== Segment start ==
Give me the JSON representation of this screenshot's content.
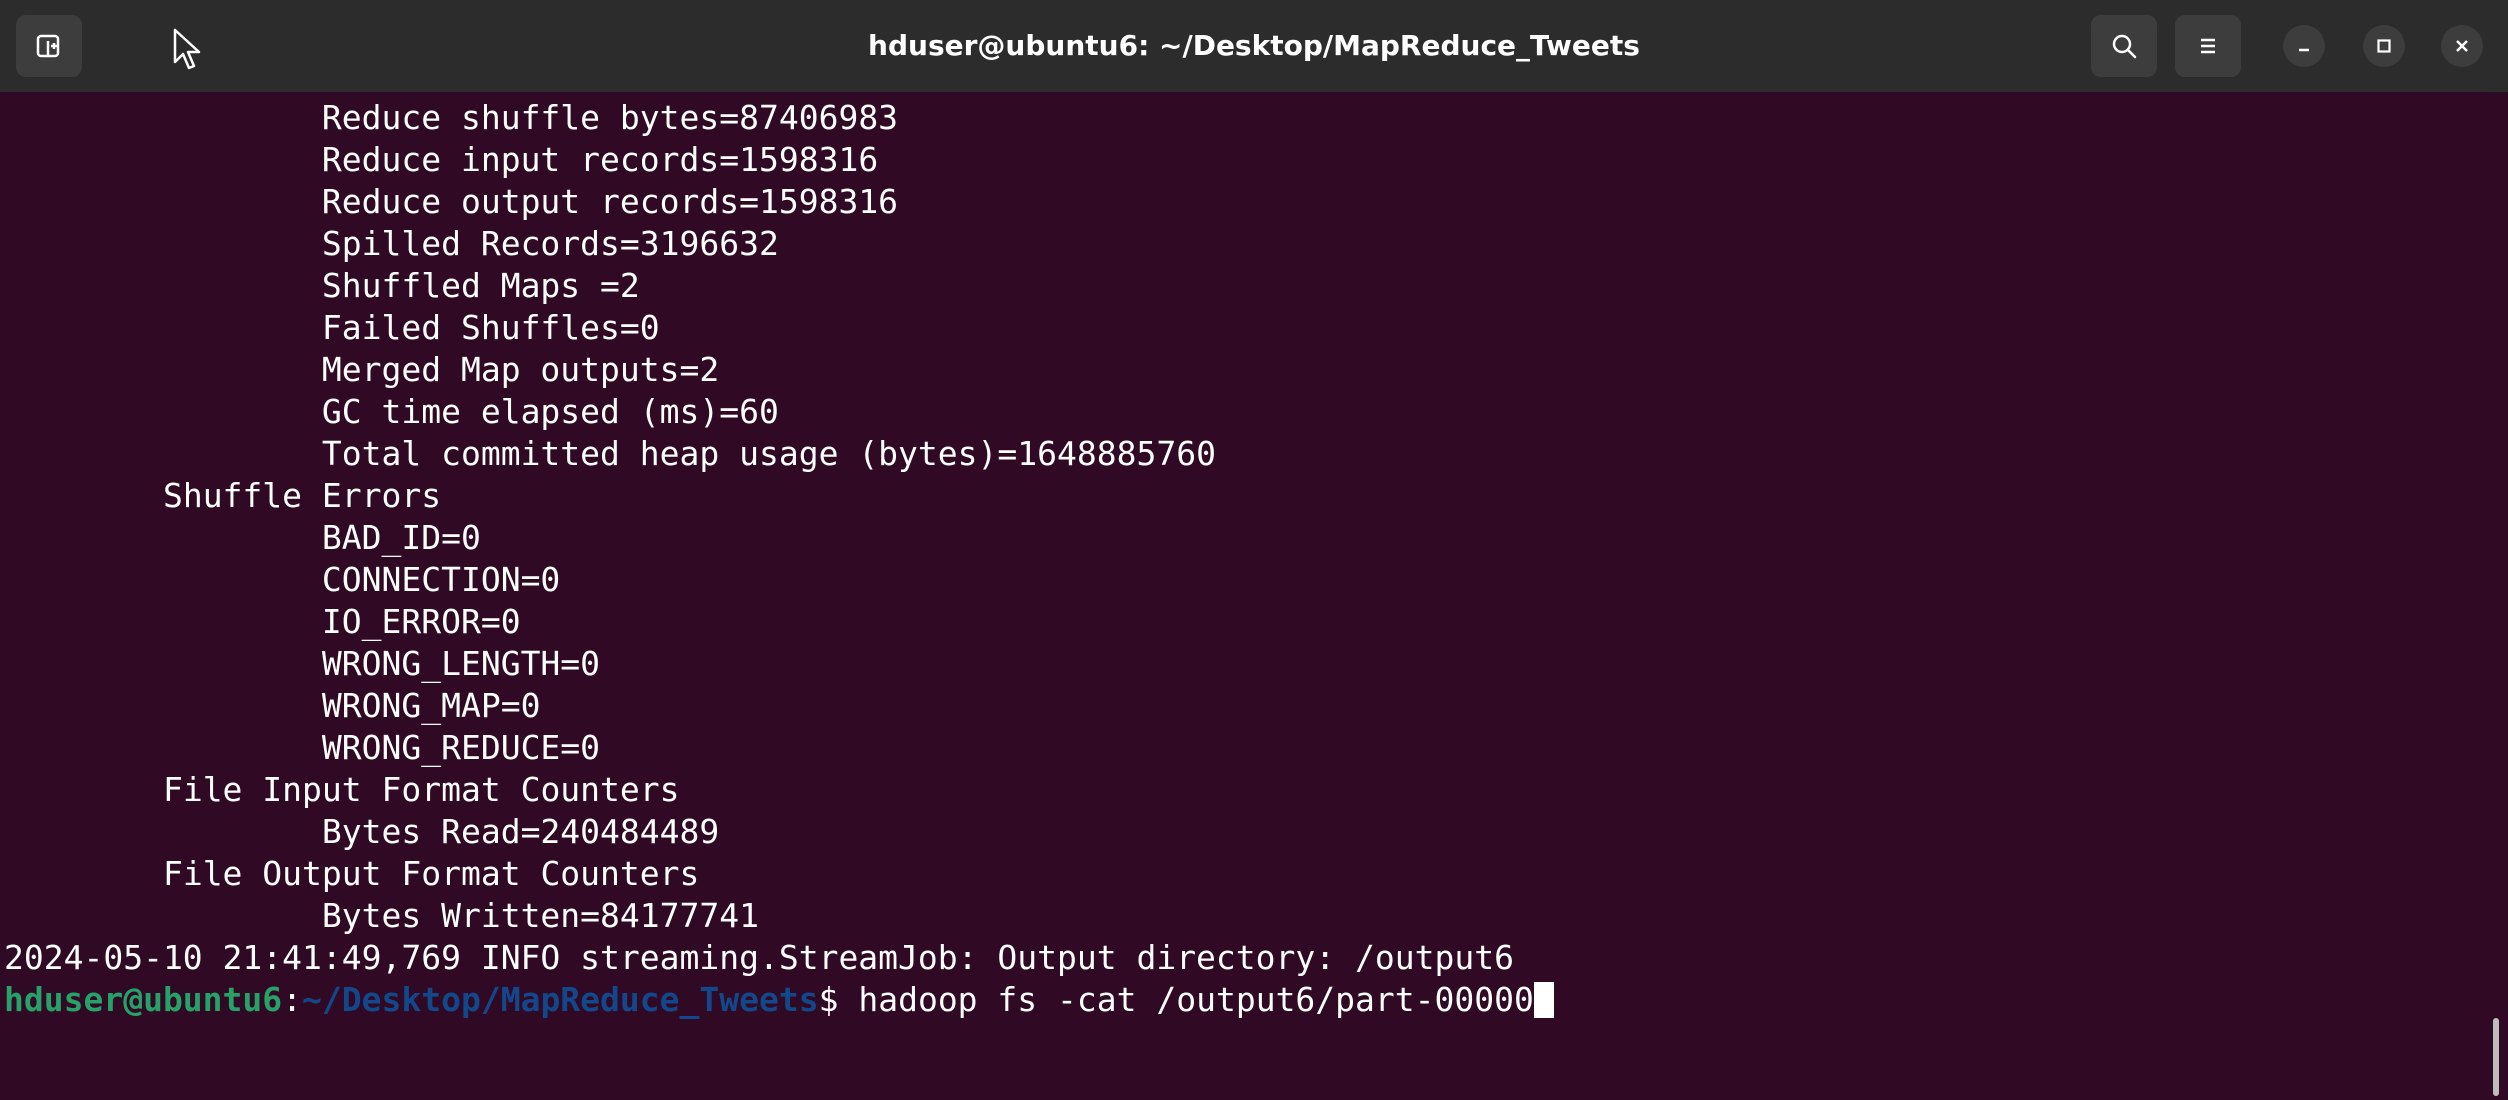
{
  "window": {
    "title": "hduser@ubuntu6: ~/Desktop/MapReduce_Tweets"
  },
  "titlebar": {
    "new_tab_icon": "new-tab-icon",
    "search_icon": "search-icon",
    "menu_icon": "hamburger-menu-icon",
    "minimize_icon": "minimize-icon",
    "maximize_icon": "maximize-icon",
    "close_icon": "close-icon"
  },
  "colors": {
    "terminal_bg": "#300a24",
    "titlebar_bg": "#2c2c2c",
    "prompt_user": "#26a269",
    "prompt_path": "#12488b",
    "text": "#ffffff"
  },
  "terminal": {
    "lines": [
      "\t\tReduce shuffle bytes=87406983",
      "\t\tReduce input records=1598316",
      "\t\tReduce output records=1598316",
      "\t\tSpilled Records=3196632",
      "\t\tShuffled Maps =2",
      "\t\tFailed Shuffles=0",
      "\t\tMerged Map outputs=2",
      "\t\tGC time elapsed (ms)=60",
      "\t\tTotal committed heap usage (bytes)=1648885760",
      "\tShuffle Errors",
      "\t\tBAD_ID=0",
      "\t\tCONNECTION=0",
      "\t\tIO_ERROR=0",
      "\t\tWRONG_LENGTH=0",
      "\t\tWRONG_MAP=0",
      "\t\tWRONG_REDUCE=0",
      "\tFile Input Format Counters",
      "\t\tBytes Read=240484489",
      "\tFile Output Format Counters",
      "\t\tBytes Written=84177741",
      "2024-05-10 21:41:49,769 INFO streaming.StreamJob: Output directory: /output6"
    ],
    "prompt": {
      "user_host": "hduser@ubuntu6",
      "colon": ":",
      "path": "~/Desktop/MapReduce_Tweets",
      "symbol": "$ ",
      "command": "hadoop fs -cat /output6/part-00000"
    }
  }
}
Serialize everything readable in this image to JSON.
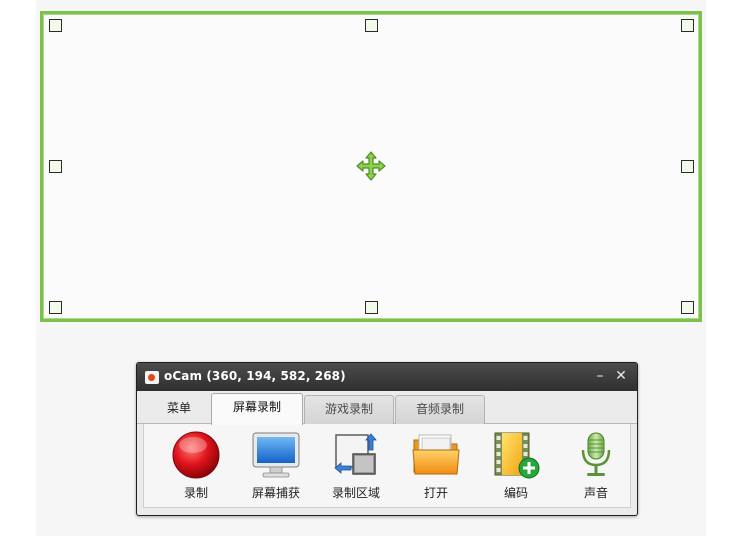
{
  "window": {
    "title": "oCam (360, 194, 582, 268)",
    "minimize_glyph": "–",
    "close_glyph": "✕"
  },
  "tabs": [
    {
      "label": "菜单",
      "state": "plain"
    },
    {
      "label": "屏幕录制",
      "state": "active"
    },
    {
      "label": "游戏录制",
      "state": "inactive"
    },
    {
      "label": "音频录制",
      "state": "inactive"
    }
  ],
  "toolbar": {
    "record_label": "录制",
    "screenshot_label": "屏幕捕获",
    "region_label": "录制区域",
    "open_label": "打开",
    "codec_label": "编码",
    "sound_label": "声音"
  },
  "icons": {
    "record": "record-icon",
    "screenshot": "monitor-icon",
    "region": "resize-region-icon",
    "open": "folder-icon",
    "codec": "film-add-icon",
    "sound": "microphone-icon",
    "move": "move-arrows-icon"
  },
  "colors": {
    "region_border": "#7cc24a",
    "titlebar": "#3a3a3a",
    "record_red": "#d8131b"
  }
}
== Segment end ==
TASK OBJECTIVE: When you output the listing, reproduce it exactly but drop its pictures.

PROBLEM SOLUTION:
Give me the JSON representation of this screenshot's content.
{
  "window": {
    "title": "hduser@ubuntu6: ~/Desktop/MapReduce_Tweets"
  },
  "titlebar": {
    "new_tab_icon": "new-tab-icon",
    "search_icon": "search-icon",
    "menu_icon": "hamburger-menu-icon",
    "minimize_icon": "minimize-icon",
    "maximize_icon": "maximize-icon",
    "close_icon": "close-icon"
  },
  "colors": {
    "terminal_bg": "#300a24",
    "titlebar_bg": "#2c2c2c",
    "prompt_user": "#26a269",
    "prompt_path": "#12488b",
    "text": "#ffffff"
  },
  "terminal": {
    "lines": [
      "\t\tReduce shuffle bytes=87406983",
      "\t\tReduce input records=1598316",
      "\t\tReduce output records=1598316",
      "\t\tSpilled Records=3196632",
      "\t\tShuffled Maps =2",
      "\t\tFailed Shuffles=0",
      "\t\tMerged Map outputs=2",
      "\t\tGC time elapsed (ms)=60",
      "\t\tTotal committed heap usage (bytes)=1648885760",
      "\tShuffle Errors",
      "\t\tBAD_ID=0",
      "\t\tCONNECTION=0",
      "\t\tIO_ERROR=0",
      "\t\tWRONG_LENGTH=0",
      "\t\tWRONG_MAP=0",
      "\t\tWRONG_REDUCE=0",
      "\tFile Input Format Counters",
      "\t\tBytes Read=240484489",
      "\tFile Output Format Counters",
      "\t\tBytes Written=84177741",
      "2024-05-10 21:41:49,769 INFO streaming.StreamJob: Output directory: /output6"
    ],
    "prompt": {
      "user_host": "hduser@ubuntu6",
      "colon": ":",
      "path": "~/Desktop/MapReduce_Tweets",
      "symbol": "$ ",
      "command": "hadoop fs -cat /output6/part-00000"
    }
  }
}
Serialize everything readable in this image to JSON.
{
  "window": {
    "title": "oCam (360, 194, 582, 268)",
    "minimize_glyph": "–",
    "close_glyph": "✕"
  },
  "tabs": [
    {
      "label": "菜单",
      "state": "plain"
    },
    {
      "label": "屏幕录制",
      "state": "active"
    },
    {
      "label": "游戏录制",
      "state": "inactive"
    },
    {
      "label": "音频录制",
      "state": "inactive"
    }
  ],
  "toolbar": {
    "record_label": "录制",
    "screenshot_label": "屏幕捕获",
    "region_label": "录制区域",
    "open_label": "打开",
    "codec_label": "编码",
    "sound_label": "声音"
  },
  "icons": {
    "record": "record-icon",
    "screenshot": "monitor-icon",
    "region": "resize-region-icon",
    "open": "folder-icon",
    "codec": "film-add-icon",
    "sound": "microphone-icon",
    "move": "move-arrows-icon"
  },
  "colors": {
    "region_border": "#7cc24a",
    "titlebar": "#3a3a3a",
    "record_red": "#d8131b"
  }
}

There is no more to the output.